Fishing conditions improved remarkably in the past week.
Flows appear to have stabilized on all rivers and streams in northwest Wyoming and Montana. This means anglers and other water users have seen rivers and streams drop as low as they will get for the rest of the year.
Flows are still dismayingly below normal, but when compared to past water years, they are still very close to the mean average for late August and as we head into the fall months.
Water quality in regard to clarity has also improved the past week. No longer are anglers grumbling about dirty river or stream conditions. They are now actively involved again in piscatorial pursuits throughout the Big Horn Basin and Yellowstone Park. With long-range weather showing little to no moisture for the next 10 days or more, it would behoove anglers to get busy fishing again to try and catch up on time lost when rivers and streams were blown out from rain most of August. Catching up is difficult, but it is better than not going fishing at all.
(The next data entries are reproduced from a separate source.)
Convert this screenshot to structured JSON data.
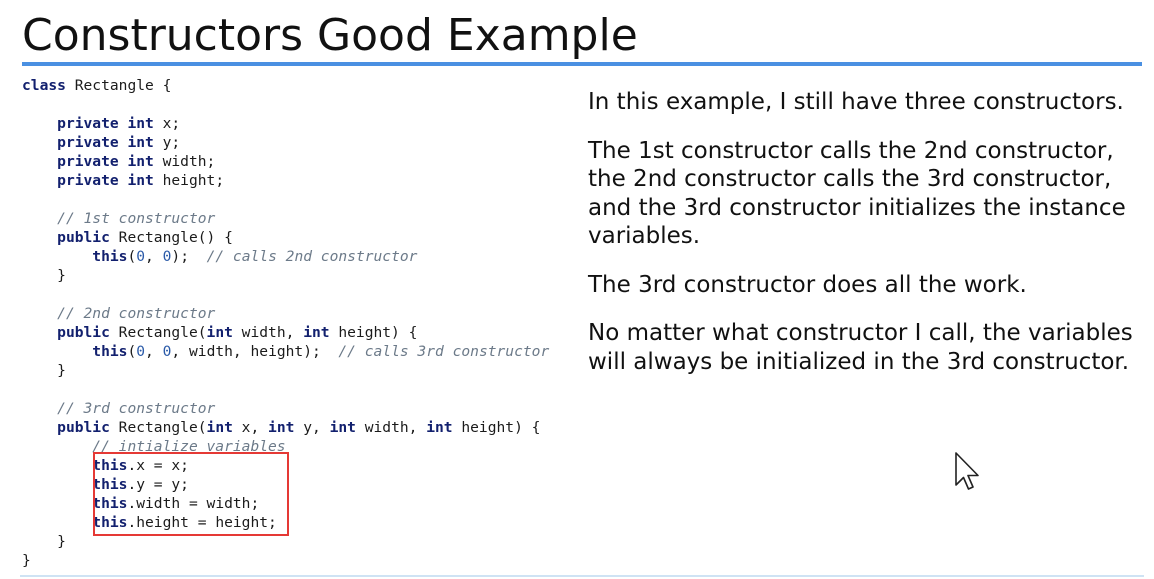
{
  "slide": {
    "title": "Constructors Good Example",
    "accent_color": "#4a90e2",
    "highlight_color": "#e53935"
  },
  "code": {
    "lines": [
      [
        {
          "t": "class",
          "k": "kw"
        },
        {
          "t": " Rectangle {"
        }
      ],
      [],
      [
        {
          "t": "    "
        },
        {
          "t": "private",
          "k": "kw"
        },
        {
          "t": " "
        },
        {
          "t": "int",
          "k": "kw"
        },
        {
          "t": " x;"
        }
      ],
      [
        {
          "t": "    "
        },
        {
          "t": "private",
          "k": "kw"
        },
        {
          "t": " "
        },
        {
          "t": "int",
          "k": "kw"
        },
        {
          "t": " y;"
        }
      ],
      [
        {
          "t": "    "
        },
        {
          "t": "private",
          "k": "kw"
        },
        {
          "t": " "
        },
        {
          "t": "int",
          "k": "kw"
        },
        {
          "t": " width;"
        }
      ],
      [
        {
          "t": "    "
        },
        {
          "t": "private",
          "k": "kw"
        },
        {
          "t": " "
        },
        {
          "t": "int",
          "k": "kw"
        },
        {
          "t": " height;"
        }
      ],
      [],
      [
        {
          "t": "    "
        },
        {
          "t": "// 1st constructor",
          "k": "cm"
        }
      ],
      [
        {
          "t": "    "
        },
        {
          "t": "public",
          "k": "kw"
        },
        {
          "t": " Rectangle() {"
        }
      ],
      [
        {
          "t": "        "
        },
        {
          "t": "this",
          "k": "kw"
        },
        {
          "t": "("
        },
        {
          "t": "0",
          "k": "num"
        },
        {
          "t": ", "
        },
        {
          "t": "0",
          "k": "num"
        },
        {
          "t": ");  "
        },
        {
          "t": "// calls 2nd constructor",
          "k": "cm"
        }
      ],
      [
        {
          "t": "    }"
        }
      ],
      [],
      [
        {
          "t": "    "
        },
        {
          "t": "// 2nd constructor",
          "k": "cm"
        }
      ],
      [
        {
          "t": "    "
        },
        {
          "t": "public",
          "k": "kw"
        },
        {
          "t": " Rectangle("
        },
        {
          "t": "int",
          "k": "kw"
        },
        {
          "t": " width, "
        },
        {
          "t": "int",
          "k": "kw"
        },
        {
          "t": " height) {"
        }
      ],
      [
        {
          "t": "        "
        },
        {
          "t": "this",
          "k": "kw"
        },
        {
          "t": "("
        },
        {
          "t": "0",
          "k": "num"
        },
        {
          "t": ", "
        },
        {
          "t": "0",
          "k": "num"
        },
        {
          "t": ", width, height);  "
        },
        {
          "t": "// calls 3rd constructor",
          "k": "cm"
        }
      ],
      [
        {
          "t": "    }"
        }
      ],
      [],
      [
        {
          "t": "    "
        },
        {
          "t": "// 3rd constructor",
          "k": "cm"
        }
      ],
      [
        {
          "t": "    "
        },
        {
          "t": "public",
          "k": "kw"
        },
        {
          "t": " Rectangle("
        },
        {
          "t": "int",
          "k": "kw"
        },
        {
          "t": " x, "
        },
        {
          "t": "int",
          "k": "kw"
        },
        {
          "t": " y, "
        },
        {
          "t": "int",
          "k": "kw"
        },
        {
          "t": " width, "
        },
        {
          "t": "int",
          "k": "kw"
        },
        {
          "t": " height) {"
        }
      ],
      [
        {
          "t": "        "
        },
        {
          "t": "// intialize variables",
          "k": "cm"
        }
      ],
      [
        {
          "t": "        "
        },
        {
          "t": "this",
          "k": "kw"
        },
        {
          "t": ".x = x;"
        }
      ],
      [
        {
          "t": "        "
        },
        {
          "t": "this",
          "k": "kw"
        },
        {
          "t": ".y = y;"
        }
      ],
      [
        {
          "t": "        "
        },
        {
          "t": "this",
          "k": "kw"
        },
        {
          "t": ".width = width;"
        }
      ],
      [
        {
          "t": "        "
        },
        {
          "t": "this",
          "k": "kw"
        },
        {
          "t": ".height = height;"
        }
      ],
      [
        {
          "t": "    }"
        }
      ],
      [
        {
          "t": "}"
        }
      ]
    ]
  },
  "explanation": {
    "paragraphs": [
      "In this example, I still have three constructors.",
      "The 1st constructor calls the 2nd constructor, the 2nd constructor calls the 3rd constructor, and the 3rd constructor initializes the instance variables.",
      "The 3rd constructor does all the work.",
      "No matter what constructor I call, the variables will always be initialized in the 3rd constructor."
    ]
  }
}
As mentioned in last week’s column, local lakes have seen a marked drop in water temperatures. This has resulted in more activity on lakes like East Newton, Hogan and Luce – all favorites for locals and visitors to the area. Because I am one of those anglers trying to play catch-up in the fishing department, I can attest to the fact that lake fishing has gone from so-so to very good. For instance, this past Thursday and Friday I went to East Newton to see how the trout survived the extreme heat and to see what condition the trout were in after continuous daytime temperatures in the high 90s and nighttime temps that seldom fell below 65 degrees.
Much to my surprise and to the delight of friends fishing with me, we “slammed” lots of rainbow trout in the 14-20-inch range on grasshopper patterns last Thursday in the middle of the day. This is typically the slow fishing time on most high desert lakes in late summer. Water temps were not cold, but they were measuring 64 degrees at 1 p.m. that afternoon. This temperature is well within the comfort range of all the trout species that have been stocked into this popular trophy fishery just five minutes from Cody.
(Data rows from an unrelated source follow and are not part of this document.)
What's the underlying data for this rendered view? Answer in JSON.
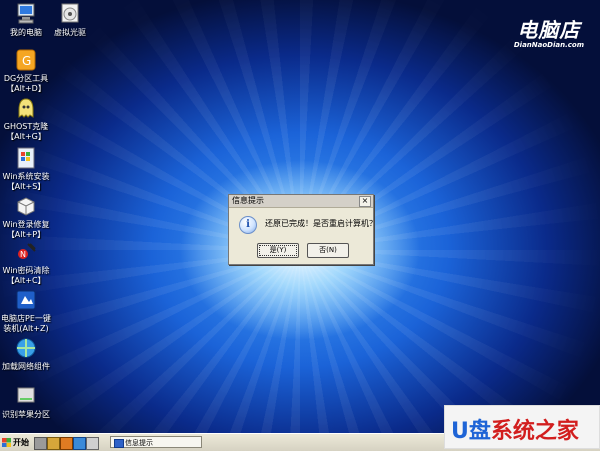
{
  "desktop": {
    "icons": [
      {
        "label": "我的电脑",
        "sub": "",
        "icon": "computer-icon"
      },
      {
        "label": "虚拟光驱",
        "sub": "",
        "icon": "cd-drive-icon"
      },
      {
        "label": "DG分区工具",
        "sub": "【Alt+D】",
        "icon": "partition-tool-icon"
      },
      {
        "label": "GHOST克隆",
        "sub": "【Alt+G】",
        "icon": "ghost-icon"
      },
      {
        "label": "Win系统安装",
        "sub": "【Alt+S】",
        "icon": "win-install-icon"
      },
      {
        "label": "Win登录修复",
        "sub": "【Alt+P】",
        "icon": "win-login-fix-icon"
      },
      {
        "label": "Win密码清除",
        "sub": "【Alt+C】",
        "icon": "password-clear-icon"
      },
      {
        "label": "电脑店PE一键",
        "sub": "装机(Alt+Z)",
        "icon": "one-click-install-icon"
      },
      {
        "label": "加载网络组件",
        "sub": "",
        "icon": "network-icon"
      },
      {
        "label": "识别苹果分区",
        "sub": "",
        "icon": "apple-partition-icon"
      }
    ]
  },
  "brand": {
    "name": "电脑店",
    "url": "DianNaoDian.com"
  },
  "dialog": {
    "title": "信息提示",
    "close": "×",
    "message": "还原已完成！是否重启计算机？",
    "yes_label": "是(Y)",
    "no_label": "否(N)"
  },
  "taskbar": {
    "start_label": "开始",
    "task_label": "信息提示"
  },
  "watermark": {
    "text": "U盘系统之家",
    "colors": {
      "u": "#1e64d6",
      "pan": "#1e64d6",
      "rest": "#d21e1e"
    }
  }
}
The rainbows were not bashful about taking a hopper pattern Thursday. We were wading the shoreline and casting our hopper flies out beyond the weed line when we could find a break in the reeds lining the shore that actually allowed enough room for a cast to be made. When a trout spotted one of our hopper imitations, the reaction can only described as “savage” and could quite easily be compared to a great white shark attacking and eating a seal or sea lion. It seemed the three of us fishing together had a hook-up about every 5 to 10 minutes until our arms fatigued and we decided to call it a day around 4 p.m.
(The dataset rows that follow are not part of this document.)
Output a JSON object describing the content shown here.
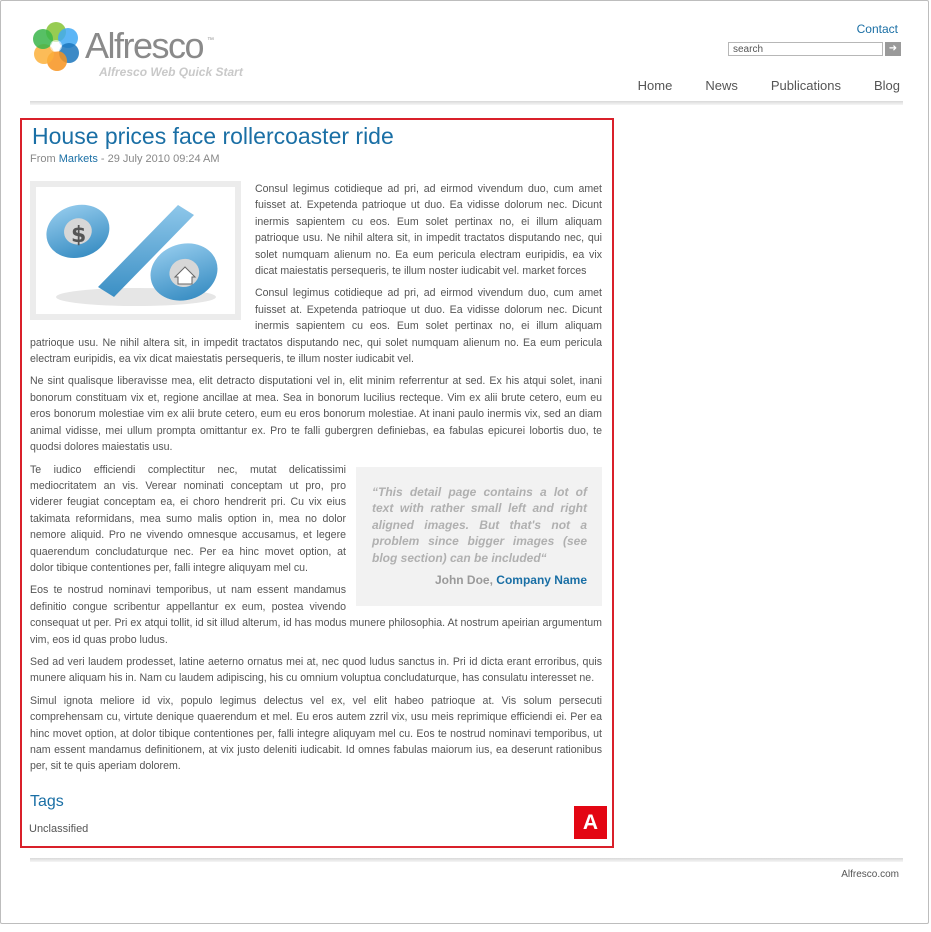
{
  "header": {
    "logo_text": "Alfresco",
    "logo_trademark": "™",
    "tagline": "Alfresco Web Quick Start",
    "contact_label": "Contact",
    "search_placeholder": "search",
    "search_button_glyph": "➜",
    "nav": [
      "Home",
      "News",
      "Publications",
      "Blog"
    ]
  },
  "article": {
    "title": "House prices face rollercoaster ride",
    "byline_prefix": "From",
    "section": "Markets",
    "date": "- 29 July 2010 09:24 AM",
    "image_icon": "dollar-percent-house-icon",
    "paragraphs": [
      "Consul legimus cotidieque ad pri, ad eirmod vivendum duo, cum amet fuisset at. Expetenda patrioque ut duo. Ea vidisse dolorum nec. Dicunt inermis sapientem cu eos. Eum solet pertinax no, ei illum aliquam patrioque usu. Ne nihil altera sit, in impedit tractatos disputando nec, qui solet numquam alienum no. Ea eum pericula electram euripidis, ea vix dicat maiestatis persequeris, te illum noster iudicabit vel. market forces",
      "Consul legimus cotidieque ad pri, ad eirmod vivendum duo, cum amet fuisset at. Expetenda patrioque ut duo. Ea vidisse dolorum nec. Dicunt inermis sapientem cu eos. Eum solet pertinax no, ei illum aliquam patrioque usu. Ne nihil altera sit, in impedit tractatos disputando nec, qui solet numquam alienum no. Ea eum pericula electram euripidis, ea vix dicat maiestatis persequeris, te illum noster iudicabit vel.",
      "Ne sint qualisque liberavisse mea, elit detracto disputationi vel in, elit minim referrentur at sed. Ex his atqui solet, inani bonorum constituam vix et, regione ancillae at mea. Sea in bonorum lucilius recteque. Vim ex alii brute cetero, eum eu eros bonorum molestiae vim ex alii brute cetero, eum eu eros bonorum molestiae. At inani paulo inermis vix, sed an diam animal vidisse, mei ullum prompta omittantur ex. Pro te falli gubergren definiebas, ea fabulas epicurei lobortis duo, te quodsi dolores maiestatis usu.",
      "Te iudico efficiendi complectitur nec, mutat delicatissimi mediocritatem an vis. Verear nominati conceptam ut pro, pro viderer feugiat conceptam ea, ei choro hendrerit pri. Cu vix eius takimata reformidans, mea sumo malis option in, mea no dolor nemore aliquid. Pro ne vivendo omnesque accusamus, et legere quaerendum concludaturque nec. Per ea hinc movet option, at dolor tibique contentiones per, falli integre aliquyam mel cu.",
      "Eos te nostrud nominavi temporibus, ut nam essent mandamus definitio congue scribentur appellantur ex eum, postea vivendo consequat ut per. Pri ex atqui tollit, id sit illud alterum, id has modus munere philosophia. At nostrum apeirian argumentum vim, eos id quas probo ludus.",
      "Sed ad veri laudem prodesset, latine aeterno ornatus mei at, nec quod ludus sanctus in. Pri id dicta erant erroribus, quis munere aliquam his in. Nam cu laudem adipiscing, his cu omnium voluptua concludaturque, has consulatu interesset ne.",
      "Simul ignota meliore id vix, populo legimus delectus vel ex, vel elit habeo patrioque at. Vis solum persecuti comprehensam cu, virtute denique quaerendum et mel. Eu eros autem zzril vix, usu meis reprimique efficiendi ei. Per ea hinc movet option, at dolor tibique contentiones per, falli integre aliquyam mel cu. Eos te nostrud nominavi temporibus, ut nam essent mandamus definitionem, at vix justo deleniti iudicabit. Id omnes fabulas maiorum ius, ea deserunt rationibus per, sit te quis aperiam dolorem."
    ],
    "quote": {
      "text": "“This detail page contains a lot of text with rather small left and right aligned images. But that's not a problem since bigger images (see blog section) can be included“",
      "author": "John Doe,",
      "company": "Company Name"
    },
    "tags_heading": "Tags",
    "tags": [
      "Unclassified"
    ],
    "annotation_badge": "A"
  },
  "footer": {
    "text": "Alfresco.com"
  },
  "colors": {
    "link": "#1a6fa5",
    "annotation": "#e30613",
    "badge": "#e30613"
  }
}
The fishing was so good we decided to forego fishing a local river and head back to the lake because the nighttime temperatures were to drop into the high 40s overnight which would mean the lake temps might drop another degree or two which would further excite the trout. Alas, Friday was our day for a lesson in humility at East Newton. Thursday, we couldn’t miss and had the complete attention of the trout, but Friday brought in a cold front and the trout would have nothing to do with a hopper pattern fished in the surface. To catch trout, we actually had to work at it.
Fortunately, we managed some success with bead head midge pupae patterns like ice cream cones and zebra midges fished 8-10 feet below the surface last Friday. The takes were subtle and certainly not “savage” by any means, but we did catch trout and we did enjoy the tugs and bent rods they provided. We even had a few hopper eats around 2 p.m. to somewhat satisfy our bruised egos. I guess that is why we call it fishing and not catching some days.
In regard to the general health of the rainbows, all were fat and appeared to be in good, if not great, condition with plenty of get-up-and-go when hooked. Only one rainbow that was caught appeared to be in an unhealthy condition. It was 15 inches long, thin, fatigued quickly when hooked and was slow to revive and swim away after being released from the net. Surprisingly, we caught nothing but rainbow trout both days. None of the other species stocked in the lake seemed willing to eat our offerings, nor did we see any while we were wading the shore Thursday, or when rowing around the lake and casting from a boat Friday.